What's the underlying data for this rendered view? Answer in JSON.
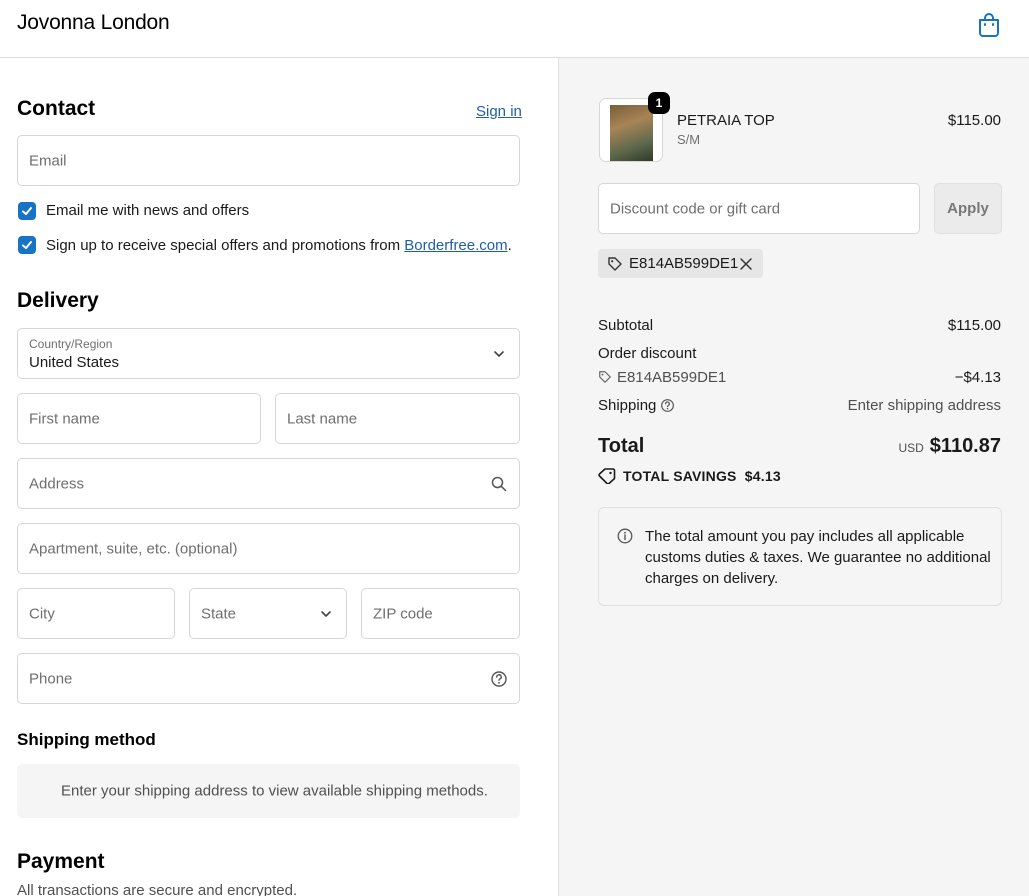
{
  "header": {
    "brand": "Jovonna London",
    "cart_icon": "shopping-bag-icon"
  },
  "contact": {
    "title": "Contact",
    "sign_in": "Sign in",
    "email_placeholder": "Email",
    "checkbox_news": "Email me with news and offers",
    "checkbox_borderfree_prefix": "Sign up to receive special offers and promotions from ",
    "checkbox_borderfree_link": "Borderfree.com",
    "checkbox_borderfree_suffix": "."
  },
  "delivery": {
    "title": "Delivery",
    "country_label": "Country/Region",
    "country_value": "United States",
    "first_name": "First name",
    "last_name": "Last name",
    "address": "Address",
    "apartment": "Apartment, suite, etc. (optional)",
    "city": "City",
    "state": "State",
    "zip": "ZIP code",
    "phone": "Phone"
  },
  "shipping_method": {
    "title": "Shipping method",
    "info": "Enter your shipping address to view available shipping methods."
  },
  "payment": {
    "title": "Payment",
    "subtitle": "All transactions are secure and encrypted."
  },
  "summary": {
    "item": {
      "name": "PETRAIA TOP",
      "variant": "S/M",
      "price": "$115.00",
      "quantity": "1"
    },
    "discount_placeholder": "Discount code or gift card",
    "apply": "Apply",
    "applied_code": "E814AB599DE1",
    "subtotal_label": "Subtotal",
    "subtotal_value": "$115.00",
    "order_discount_label": "Order discount",
    "order_discount_code": "E814AB599DE1",
    "order_discount_value": "−$4.13",
    "shipping_label": "Shipping",
    "shipping_value": "Enter shipping address",
    "total_label": "Total",
    "total_currency": "USD",
    "total_value": "$110.87",
    "savings_label": "TOTAL SAVINGS",
    "savings_value": "$4.13",
    "notice": "The total amount you pay includes all applicable customs duties & taxes. We guarantee no additional charges on delivery."
  },
  "colors": {
    "accent": "#1773c4",
    "link": "#1f5ea8",
    "summary_bg": "#f5f5f5"
  }
}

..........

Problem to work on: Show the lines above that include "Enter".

Task output:
    "info": "Enter your shipping address to view available shipping methods."
    "shipping_value": "Enter shipping address",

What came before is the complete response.